Russian President Vladimir Putin on Tuesday appointed to posts in the presidential administration his former government officials. Almost all ministers that were not included in the new government were given chairs in the presidential administration. Most of them formed the group of aides to the president - it will be one of the centres of influence in the Kremlin. Experts speak about doubling the presidential control over the activities of the government, because the Kremlin has actually created a parallel government.
The RF head of state, when he had to think about the formation of the team of aides, chose the people with whom he has worked for the past four years in the government, Rossiyskaya Gazeta writes. Mostly former ministers of his government will help Putin in his work. Former Health Minister Tatyana Golikova, ex-Minister of Economic Development Elvira Nabiullina, ex-Minister of Natural Resources Yuri Trutnev, ex-Education and Science Minister Andrei Fursenko and the ex-Minister of Communications Igor Shchegolev have become aides to the president. Yuri Ushakov who was earlier deputy chief of the government staff, has also been appointed presidential aide. Given his long diplomatic experience, including nearly 10 years as Ambassador to the United States, it is safe to say that he will be responsible for international relations.
Head of the International Institute for Political Expertise Evgeny Minchenko, quoted by Kommersant, says that the functions of the former ministers, given posts in the presidential administration, and their deputies, who have taken their posts have been divided: “The strategy will be worked out in the administration, and the government – will implement it trough presidential aides that are in charge of ministries.” Vice President of the Centre for Political Technologies Alexei Makarkin also believes that the ex-ministers “will exert political influence” on their successors, and the latter, in turn, “will have direct access to the head of state.” Thus, the expert believes, Vladimir Putin has managed to establish a dual control of the government: on the one hand – “through his direct prot·g·s” (Ministers of Foreign Affairs, Defence and Finance), on the other hand - indirectly, through the ex-ministers who left for the presidential administration, but maintain influence in their departments. “But if we abstract from this idyll, the system becomes quite complicated. It is not clear how decisions will be made and who will be responsible for them - retired ministers or their successors,” the expert said.
The Duma opposition saw in Tuesday’s appointments a simple shift of the decision making centre to the Kremlin, Nezavisimaya Gazeta points out. Communist Party (CPRF) leader Gennady Zyuganov is certain: “It is there where the real government will be working, and the new Cabinet will be a backup for the Kremlin.” Experts hold to similar views. Expert of the Institute of Contemporary Development Boris Makarenko is not inclined to attach much importance to the names of Putin’s aides and advisers: “One can only wonder: will the old ministers, as more experienced, try to command the new ones?
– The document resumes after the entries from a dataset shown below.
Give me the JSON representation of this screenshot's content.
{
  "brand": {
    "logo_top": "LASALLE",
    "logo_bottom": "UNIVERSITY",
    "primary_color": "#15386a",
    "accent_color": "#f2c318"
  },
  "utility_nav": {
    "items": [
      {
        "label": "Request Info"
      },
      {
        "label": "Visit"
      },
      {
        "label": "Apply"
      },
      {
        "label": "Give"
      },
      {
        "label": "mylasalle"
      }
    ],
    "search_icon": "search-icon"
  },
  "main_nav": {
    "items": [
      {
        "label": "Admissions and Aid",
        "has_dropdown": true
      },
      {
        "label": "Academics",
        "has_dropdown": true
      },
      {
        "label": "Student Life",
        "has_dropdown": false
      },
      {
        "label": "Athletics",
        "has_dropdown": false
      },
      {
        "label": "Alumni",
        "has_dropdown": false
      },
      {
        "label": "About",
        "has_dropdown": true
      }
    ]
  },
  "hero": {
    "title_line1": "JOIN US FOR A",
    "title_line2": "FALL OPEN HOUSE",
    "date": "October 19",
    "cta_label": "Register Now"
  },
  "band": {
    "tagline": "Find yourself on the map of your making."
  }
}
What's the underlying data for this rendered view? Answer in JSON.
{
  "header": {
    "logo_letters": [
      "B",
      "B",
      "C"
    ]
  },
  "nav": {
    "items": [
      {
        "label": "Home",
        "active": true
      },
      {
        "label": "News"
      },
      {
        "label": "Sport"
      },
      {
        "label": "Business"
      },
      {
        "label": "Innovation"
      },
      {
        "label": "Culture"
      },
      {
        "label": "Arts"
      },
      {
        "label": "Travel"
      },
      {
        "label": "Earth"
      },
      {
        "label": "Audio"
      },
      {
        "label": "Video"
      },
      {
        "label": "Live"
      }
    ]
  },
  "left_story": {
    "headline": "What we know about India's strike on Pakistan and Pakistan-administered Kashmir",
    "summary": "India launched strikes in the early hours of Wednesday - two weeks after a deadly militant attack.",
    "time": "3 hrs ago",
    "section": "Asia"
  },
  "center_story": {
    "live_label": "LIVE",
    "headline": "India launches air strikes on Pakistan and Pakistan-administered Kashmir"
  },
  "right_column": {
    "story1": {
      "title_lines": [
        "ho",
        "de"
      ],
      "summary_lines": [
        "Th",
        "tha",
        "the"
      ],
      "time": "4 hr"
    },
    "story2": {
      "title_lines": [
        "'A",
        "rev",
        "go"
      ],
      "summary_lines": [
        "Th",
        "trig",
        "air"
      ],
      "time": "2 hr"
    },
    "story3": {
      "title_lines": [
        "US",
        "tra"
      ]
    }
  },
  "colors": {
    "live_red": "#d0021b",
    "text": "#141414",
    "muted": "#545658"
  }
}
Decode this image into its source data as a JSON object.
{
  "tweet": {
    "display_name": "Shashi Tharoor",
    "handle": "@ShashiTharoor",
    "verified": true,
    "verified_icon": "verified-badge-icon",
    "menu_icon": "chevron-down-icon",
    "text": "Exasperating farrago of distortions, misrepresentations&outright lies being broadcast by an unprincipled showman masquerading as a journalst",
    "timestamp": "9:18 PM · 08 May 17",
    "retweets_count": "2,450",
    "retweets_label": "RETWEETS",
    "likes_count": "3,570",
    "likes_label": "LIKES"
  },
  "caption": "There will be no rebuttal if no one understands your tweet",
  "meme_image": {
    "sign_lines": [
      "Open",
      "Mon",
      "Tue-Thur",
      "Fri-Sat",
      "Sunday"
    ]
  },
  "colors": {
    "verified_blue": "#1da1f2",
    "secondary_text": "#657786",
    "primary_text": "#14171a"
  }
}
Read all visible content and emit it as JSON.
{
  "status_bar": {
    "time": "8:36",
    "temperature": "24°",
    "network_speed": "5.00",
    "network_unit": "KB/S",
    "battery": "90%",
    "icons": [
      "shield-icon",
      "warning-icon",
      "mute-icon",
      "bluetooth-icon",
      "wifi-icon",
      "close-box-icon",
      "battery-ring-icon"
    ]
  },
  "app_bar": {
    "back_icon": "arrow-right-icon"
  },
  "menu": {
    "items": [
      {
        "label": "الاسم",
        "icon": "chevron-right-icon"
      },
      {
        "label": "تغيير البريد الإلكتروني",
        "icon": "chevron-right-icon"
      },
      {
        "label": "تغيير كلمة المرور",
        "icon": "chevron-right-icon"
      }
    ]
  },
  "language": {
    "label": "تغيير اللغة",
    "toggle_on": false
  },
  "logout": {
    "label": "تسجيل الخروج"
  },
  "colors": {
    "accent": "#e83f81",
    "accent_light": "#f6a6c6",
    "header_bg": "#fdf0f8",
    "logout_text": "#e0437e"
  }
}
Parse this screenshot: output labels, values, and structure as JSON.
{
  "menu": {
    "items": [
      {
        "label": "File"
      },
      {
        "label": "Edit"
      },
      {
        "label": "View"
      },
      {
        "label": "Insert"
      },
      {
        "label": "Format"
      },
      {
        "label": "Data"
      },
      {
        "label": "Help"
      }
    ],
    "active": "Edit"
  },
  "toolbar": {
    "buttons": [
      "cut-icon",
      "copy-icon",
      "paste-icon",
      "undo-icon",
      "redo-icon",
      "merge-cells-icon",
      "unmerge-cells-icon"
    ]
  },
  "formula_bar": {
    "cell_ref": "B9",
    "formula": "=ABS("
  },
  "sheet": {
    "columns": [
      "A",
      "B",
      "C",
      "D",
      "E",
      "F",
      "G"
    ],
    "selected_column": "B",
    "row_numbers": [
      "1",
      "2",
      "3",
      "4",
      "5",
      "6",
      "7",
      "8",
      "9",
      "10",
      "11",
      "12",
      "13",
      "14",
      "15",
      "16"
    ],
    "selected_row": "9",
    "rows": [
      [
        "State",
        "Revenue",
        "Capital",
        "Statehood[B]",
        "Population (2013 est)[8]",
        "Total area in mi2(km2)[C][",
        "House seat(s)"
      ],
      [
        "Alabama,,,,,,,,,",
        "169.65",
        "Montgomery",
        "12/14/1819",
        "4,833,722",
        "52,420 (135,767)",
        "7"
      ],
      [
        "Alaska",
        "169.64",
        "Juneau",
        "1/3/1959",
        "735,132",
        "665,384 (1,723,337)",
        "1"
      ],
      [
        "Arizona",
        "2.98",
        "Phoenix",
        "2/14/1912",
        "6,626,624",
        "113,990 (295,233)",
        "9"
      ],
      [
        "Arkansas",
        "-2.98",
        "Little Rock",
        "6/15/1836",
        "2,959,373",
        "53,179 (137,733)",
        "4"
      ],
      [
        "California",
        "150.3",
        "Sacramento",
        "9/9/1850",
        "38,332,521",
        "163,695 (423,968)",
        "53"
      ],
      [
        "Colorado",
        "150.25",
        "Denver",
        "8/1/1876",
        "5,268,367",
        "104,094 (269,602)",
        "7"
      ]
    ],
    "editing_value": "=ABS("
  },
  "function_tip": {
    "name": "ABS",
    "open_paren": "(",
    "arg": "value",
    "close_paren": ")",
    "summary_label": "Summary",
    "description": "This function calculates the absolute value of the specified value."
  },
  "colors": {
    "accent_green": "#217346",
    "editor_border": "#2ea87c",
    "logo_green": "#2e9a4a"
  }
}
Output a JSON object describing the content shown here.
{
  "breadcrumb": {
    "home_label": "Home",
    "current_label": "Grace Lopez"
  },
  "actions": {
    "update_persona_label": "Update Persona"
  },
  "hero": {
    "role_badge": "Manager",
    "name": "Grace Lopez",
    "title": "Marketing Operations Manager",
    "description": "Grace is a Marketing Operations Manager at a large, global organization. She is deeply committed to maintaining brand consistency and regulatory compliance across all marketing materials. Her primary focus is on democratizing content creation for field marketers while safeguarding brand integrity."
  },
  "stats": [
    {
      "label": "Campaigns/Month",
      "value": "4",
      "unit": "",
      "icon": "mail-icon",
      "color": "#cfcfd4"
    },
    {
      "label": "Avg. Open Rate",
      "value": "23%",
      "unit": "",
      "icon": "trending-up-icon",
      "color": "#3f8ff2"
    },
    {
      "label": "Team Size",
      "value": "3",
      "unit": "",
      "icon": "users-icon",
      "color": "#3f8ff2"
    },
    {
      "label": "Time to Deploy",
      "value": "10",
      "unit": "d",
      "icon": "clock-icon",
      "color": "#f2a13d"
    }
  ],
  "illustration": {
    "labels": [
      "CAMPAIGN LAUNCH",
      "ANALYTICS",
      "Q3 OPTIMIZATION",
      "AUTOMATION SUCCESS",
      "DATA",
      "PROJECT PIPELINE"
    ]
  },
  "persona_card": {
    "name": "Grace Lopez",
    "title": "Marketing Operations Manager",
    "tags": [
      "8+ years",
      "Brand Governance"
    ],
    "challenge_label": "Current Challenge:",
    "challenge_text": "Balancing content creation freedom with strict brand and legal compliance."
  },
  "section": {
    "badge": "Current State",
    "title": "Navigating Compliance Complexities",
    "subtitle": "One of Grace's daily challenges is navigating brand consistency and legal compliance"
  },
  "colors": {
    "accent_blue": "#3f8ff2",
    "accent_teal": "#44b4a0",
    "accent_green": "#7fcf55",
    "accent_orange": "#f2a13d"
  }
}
Or they will just give advice?” According to the expert, another bureaucratic configuration has appeared in the country, and it is already clear that “in actual fact, there has been no personnel renewal.”
The influence of the presidential administration on the government will be considerably increased: it is important for Putin to make sure that the new prime minister does not make any sudden moves, Vedomosti suggests. Taking into account the way the government has been formed, it is the ex-ministers and presidential aides who will now be engaged in the real serious work, believes Pavel Kudyukin, an associate professor in public administration: these posts are not a consolation prize for retirees, but a promotion in some way.